  • The ACLU of Florida supports Amendment 11 because it both deletes an unconstitutional, anti-immigrant provision from our constitution and would address mass incarceration by allowing criminal justice reforms to apply retroactively.

  • Right now, many people are incarcerated under harsh sentencing laws that could soon be reformed, but even if the legislature changes those sentencing laws, they won’t apply to people currently affected by them.

  • If Amendment 11 passes, reforms to mandatory minimum sentencing or drug policy reform could apply to people currently serving under sentences that the legislature no longer believes are fair.

League of Women Voters of Florida - No position. Although we think that removing obsolete language is a good thing, there is a lot of other obsolete language that is not being addressed. Although the first issue regarding the ability of non-citizens to purchase and sell property cannot be enforced, the provision that requires criminal suspects to be prosecuted for an obsolete law should be changed.

On Ballot:

NO. 11 CONSTITUTIONAL REVISION ARTICLE I, SECTION 2 ARTICLE X, SECTIONS 9 AND 19

Property Rights; Removal of Obsolete Provision; Criminal Statutes

Removes discriminatory language related to real property rights. Removes obsolete language repealed by voters.
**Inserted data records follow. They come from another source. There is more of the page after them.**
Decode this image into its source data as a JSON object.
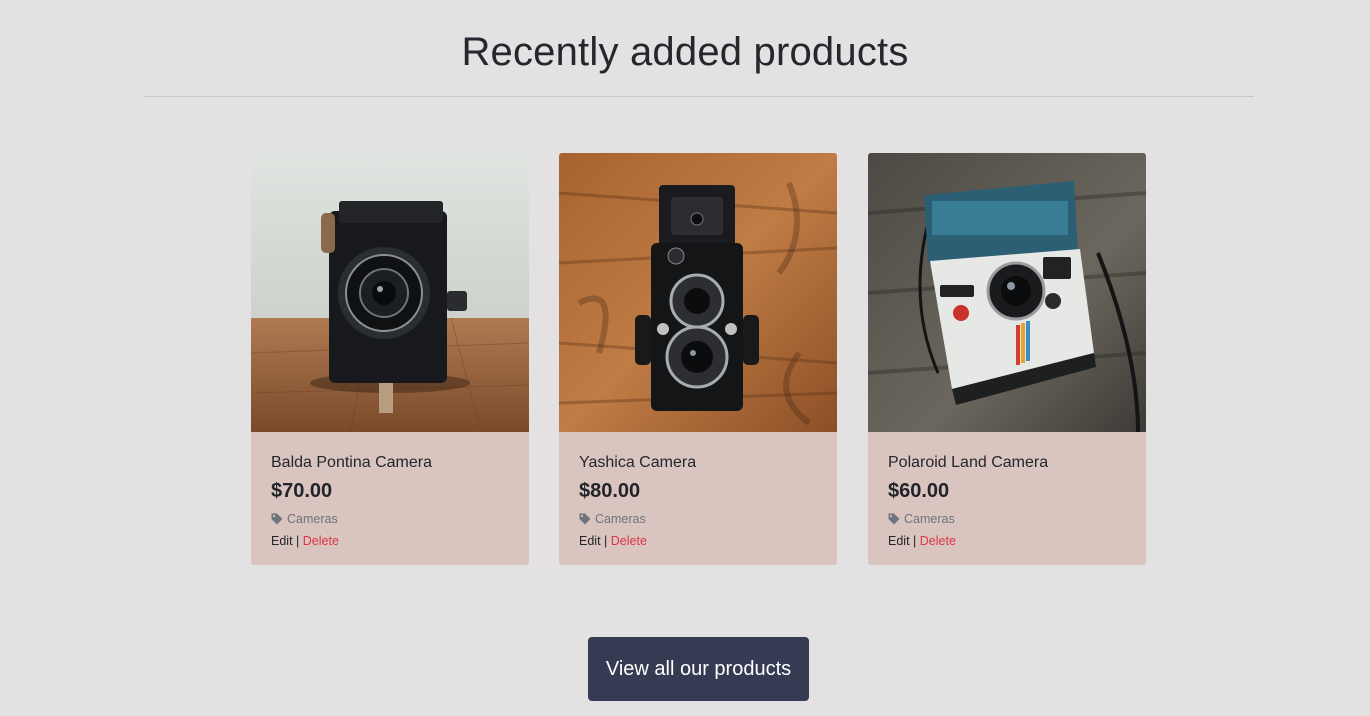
{
  "section": {
    "title": "Recently added products"
  },
  "products": [
    {
      "name": "Balda Pontina Camera",
      "price": "$70.00",
      "category": "Cameras",
      "edit_label": "Edit",
      "separator": "|",
      "delete_label": "Delete"
    },
    {
      "name": "Yashica Camera",
      "price": "$80.00",
      "category": "Cameras",
      "edit_label": "Edit",
      "separator": "|",
      "delete_label": "Delete"
    },
    {
      "name": "Polaroid Land Camera",
      "price": "$60.00",
      "category": "Cameras",
      "edit_label": "Edit",
      "separator": "|",
      "delete_label": "Delete"
    }
  ],
  "cta": {
    "label": "View all our products"
  },
  "colors": {
    "background": "#e3e1e2",
    "card": "#d9c4bf",
    "button": "#353b52",
    "delete": "#dc3545",
    "muted": "#6c757d"
  },
  "icons": {
    "category": "tag-icon"
  }
}
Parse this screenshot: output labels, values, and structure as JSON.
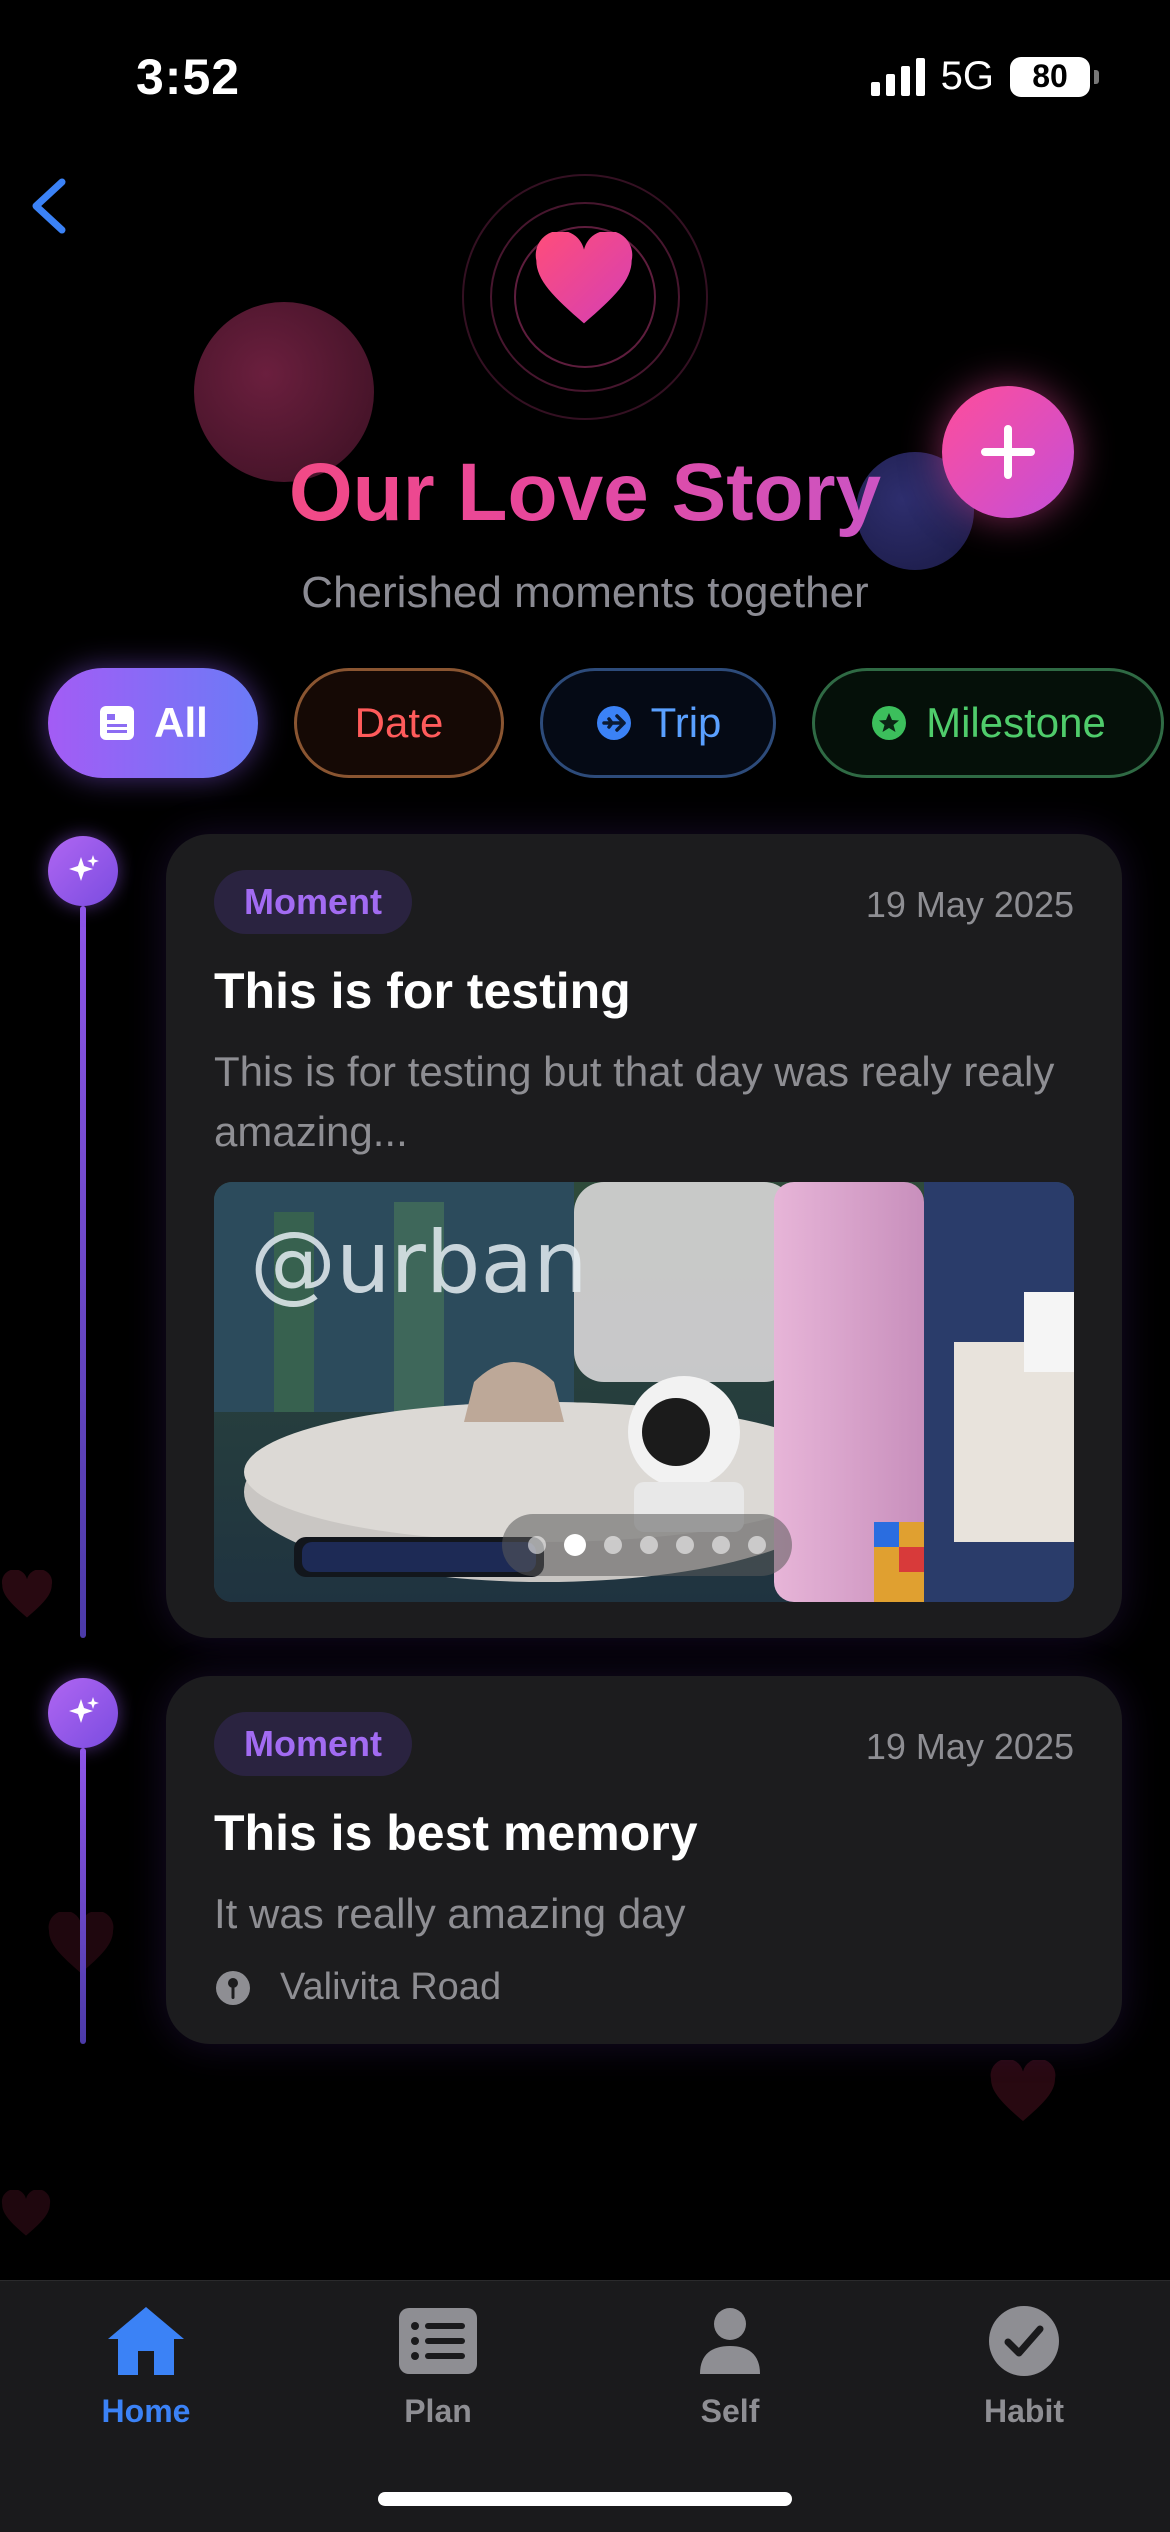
{
  "status": {
    "time": "3:52",
    "network": "5G",
    "battery": "80"
  },
  "header": {
    "title": "Our Love Story",
    "subtitle": "Cherished moments together",
    "add_icon": "plus-icon",
    "back_icon": "chevron-left-icon"
  },
  "filters": [
    {
      "label": "All",
      "icon": "list-icon",
      "color": "#a35cf5",
      "selected": true
    },
    {
      "label": "Date",
      "icon": "",
      "color": "#ff5b5b",
      "selected": false
    },
    {
      "label": "Trip",
      "icon": "airplane-icon",
      "color": "#5aa0ff",
      "selected": false
    },
    {
      "label": "Milestone",
      "icon": "star-icon",
      "color": "#4fcc6b",
      "selected": false
    }
  ],
  "moments": [
    {
      "badge": "Moment",
      "date": "19 May 2025",
      "title": "This is for testing",
      "description": "This is for testing but that day was realy realy amazing...",
      "has_photo": true,
      "photo_count": 7,
      "photo_index": 1
    },
    {
      "badge": "Moment",
      "date": "19 May 2025",
      "title": "This is best memory",
      "description": "It was really amazing day",
      "location": "Valivita Road",
      "has_photo": false
    }
  ],
  "tabs": [
    {
      "label": "Home",
      "icon": "home-icon",
      "active": true
    },
    {
      "label": "Plan",
      "icon": "list-icon",
      "active": false
    },
    {
      "label": "Self",
      "icon": "person-icon",
      "active": false
    },
    {
      "label": "Habit",
      "icon": "checkmark-icon",
      "active": false
    }
  ],
  "colors": {
    "accent": "#3b82f6",
    "brand_pink": "#e8479a",
    "brand_purple": "#a35cf5",
    "card": "#1c1c1e"
  }
}
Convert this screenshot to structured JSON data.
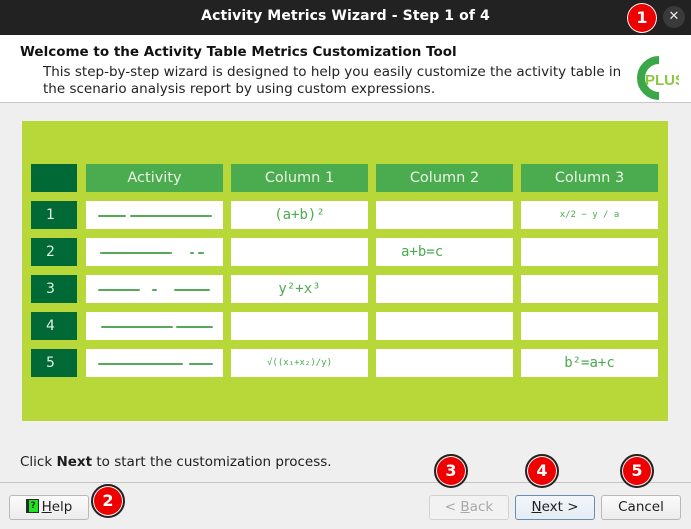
{
  "window": {
    "title": "Activity Metrics Wizard - Step 1 of 4",
    "close_icon": "close-icon"
  },
  "header": {
    "title": "Welcome to the Activity Table Metrics Customization Tool",
    "subtitle": "This step-by-step wizard is designed to help you easily customize the activity table in the scenario analysis report by using custom expressions.",
    "logo_text": "PLUS"
  },
  "illustration": {
    "colors": {
      "background": "#b8d738",
      "dark_green": "#006935",
      "header_green": "#4aab4f",
      "ink_green": "#4aab4f"
    },
    "columns": [
      "Activity",
      "Column 1",
      "Column 2",
      "Column 3"
    ],
    "rows": [
      {
        "num": "1",
        "col1": "(a+b)²",
        "col2": "",
        "col3": "x/2 − y / a"
      },
      {
        "num": "2",
        "col1": "",
        "col2": "a+b=c",
        "col3": ""
      },
      {
        "num": "3",
        "col1": "y²+x³",
        "col2": "",
        "col3": ""
      },
      {
        "num": "4",
        "col1": "",
        "col2": "",
        "col3": ""
      },
      {
        "num": "5",
        "col1": "√((x₁+x₂)/y)",
        "col2": "",
        "col3": "b²=a+c"
      }
    ]
  },
  "footer": {
    "instruction_prefix": "Click ",
    "instruction_bold": "Next",
    "instruction_suffix": " to start the customization process."
  },
  "buttons": {
    "help": {
      "icon": "help-book-icon",
      "mnemonic": "H",
      "rest": "elp",
      "enabled": true
    },
    "back": {
      "prefix": "< ",
      "mnemonic": "B",
      "rest": "ack",
      "enabled": false
    },
    "next": {
      "mnemonic": "N",
      "rest": "ext >",
      "enabled": true,
      "default": true
    },
    "cancel": {
      "label": "Cancel",
      "enabled": true
    }
  },
  "badges": [
    "1",
    "2",
    "3",
    "4",
    "5"
  ]
}
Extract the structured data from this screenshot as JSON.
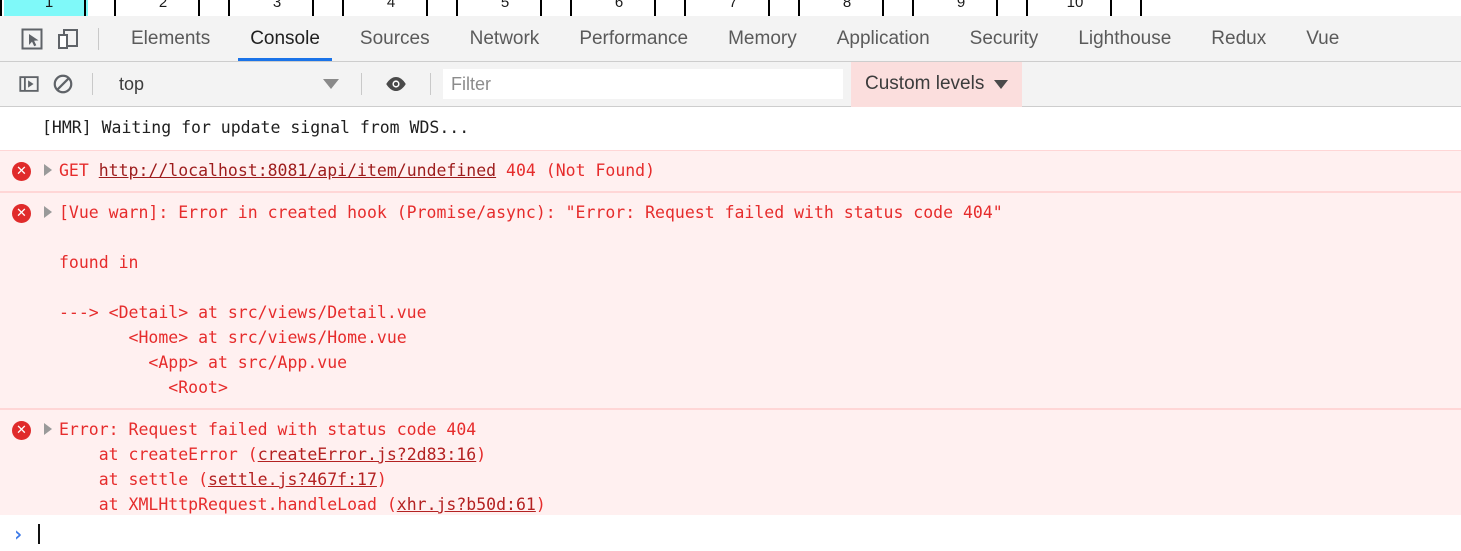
{
  "ruler": {
    "name": "page-ruler",
    "marks": [
      "1",
      "2",
      "3",
      "4",
      "5",
      "6",
      "7",
      "8",
      "9",
      "10"
    ],
    "highlighted": "1",
    "highlight_color": "#7ff9f9"
  },
  "tabbar": {
    "icons": [
      {
        "name": "inspect-element-icon",
        "title": "Inspect element"
      },
      {
        "name": "device-toolbar-icon",
        "title": "Toggle device toolbar"
      }
    ],
    "tabs": [
      {
        "label": "Elements",
        "active": false
      },
      {
        "label": "Console",
        "active": true
      },
      {
        "label": "Sources",
        "active": false
      },
      {
        "label": "Network",
        "active": false
      },
      {
        "label": "Performance",
        "active": false
      },
      {
        "label": "Memory",
        "active": false
      },
      {
        "label": "Application",
        "active": false
      },
      {
        "label": "Security",
        "active": false
      },
      {
        "label": "Lighthouse",
        "active": false
      },
      {
        "label": "Redux",
        "active": false
      },
      {
        "label": "Vue",
        "active": false
      }
    ],
    "active_tab": "Console",
    "active_underline_color": "#1a73e8"
  },
  "filterbar": {
    "sidebar_toggle": "show-console-sidebar-icon",
    "clear_console": "clear-console-icon",
    "context": "top",
    "eye": "live-expression-eye-icon",
    "filter": {
      "value": "",
      "placeholder": "Filter"
    },
    "levels": {
      "label": "Custom levels",
      "background": "#fbdedd"
    }
  },
  "console": {
    "messages": [
      {
        "type": "info",
        "icon": null,
        "expandable": false,
        "lines": [
          {
            "segments": [
              {
                "text": "[HMR] Waiting for update signal from WDS...",
                "style": "info"
              }
            ]
          }
        ]
      },
      {
        "type": "error",
        "icon": "error-circle-icon",
        "expandable": true,
        "lines": [
          {
            "segments": [
              {
                "text": "GET ",
                "style": "plain"
              },
              {
                "text": "http://localhost:8081/api/item/undefined",
                "style": "link-url"
              },
              {
                "text": " 404 (Not Found)",
                "style": "plain"
              }
            ]
          }
        ]
      },
      {
        "type": "error",
        "icon": "error-circle-icon",
        "expandable": true,
        "lines": [
          {
            "segments": [
              {
                "text": "[Vue warn]: Error in created hook (Promise/async): \"Error: Request failed with status code 404\"",
                "style": "plain"
              }
            ]
          },
          {
            "segments": [
              {
                "text": "",
                "style": "plain"
              }
            ]
          },
          {
            "segments": [
              {
                "text": "found in",
                "style": "plain"
              }
            ]
          },
          {
            "segments": [
              {
                "text": "",
                "style": "plain"
              }
            ]
          },
          {
            "segments": [
              {
                "text": "---> <Detail> at src/views/Detail.vue",
                "style": "plain"
              }
            ]
          },
          {
            "segments": [
              {
                "text": "       <Home> at src/views/Home.vue",
                "style": "plain"
              }
            ]
          },
          {
            "segments": [
              {
                "text": "         <App> at src/App.vue",
                "style": "plain"
              }
            ]
          },
          {
            "segments": [
              {
                "text": "           <Root>",
                "style": "plain"
              }
            ]
          }
        ]
      },
      {
        "type": "error",
        "icon": "error-circle-icon",
        "expandable": true,
        "lines": [
          {
            "segments": [
              {
                "text": "Error: Request failed with status code 404",
                "style": "plain"
              }
            ]
          },
          {
            "segments": [
              {
                "text": "    at createError (",
                "style": "plain"
              },
              {
                "text": "createError.js?2d83:16",
                "style": "link"
              },
              {
                "text": ")",
                "style": "plain"
              }
            ]
          },
          {
            "segments": [
              {
                "text": "    at settle (",
                "style": "plain"
              },
              {
                "text": "settle.js?467f:17",
                "style": "link"
              },
              {
                "text": ")",
                "style": "plain"
              }
            ]
          },
          {
            "segments": [
              {
                "text": "    at XMLHttpRequest.handleLoad (",
                "style": "plain"
              },
              {
                "text": "xhr.js?b50d:61",
                "style": "link"
              },
              {
                "text": ")",
                "style": "plain"
              }
            ]
          }
        ]
      }
    ]
  },
  "prompt": {
    "arrow": "›",
    "value": "",
    "arrow_color": "#3b78e7"
  }
}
Deletes provision that amendment of a criminal statute will not affect prosecution or penalties for a crime committed before the amendment; retains current provision allowing prosecution of a crime committed before the repeal of a criminal statute.


amendment 12

Basic Summary: Expands ethics rules for elected officials and government employees, notably by expanding from two to six years the time that many officials would have to wait before they could lobby state government.

Recommendations:

ACLU - no recommendation

League of Women Voters of Florida - No position. Although there is need for lobbying reform, we felt that six years might be onerous, and this amendment does not address the real issue regarding lobbying, which is the impact of money in political campaigns.

On Ballot:

NO. 12 CONSTITUTIONAL REVISION ARTICLE II, SECTION 8 ARTICLE V, SECTION 13 ARTICLE XII, NEW SECTION

Lobbying and Abuse of Office by Public Officers

Expands current restrictions on lobbying for compensation by former public officers; creates restrictions on lobbying for compensation by serving public officers and former justices and judges; provides exceptions; prohibits abuse of a public position by public officers and employees to obtain a personal benefit.


amendment 13

Basic Summary: Bans wagering on any type of dog racing, notably greyhounds, as of Dec. 31, 2020, while continuing to allow dog tracks to continue offering other types of gambling, including poker rooms.

Recommendations:

ACLU - no recommendation

League of Women Voters of Florida - Support. This is primarily a gambling issue, and the League has held a consistent position against gambling.

On Ballot:

NO. 13 CONSTITUTIONAL REVISION ARTICLE X, NEW SECTION ARTICLE XII, NEW SECTION

Ends Dog Racing

Phases out commercial dog racing in connection with wagering by 2020. Other gaming activities are not affected.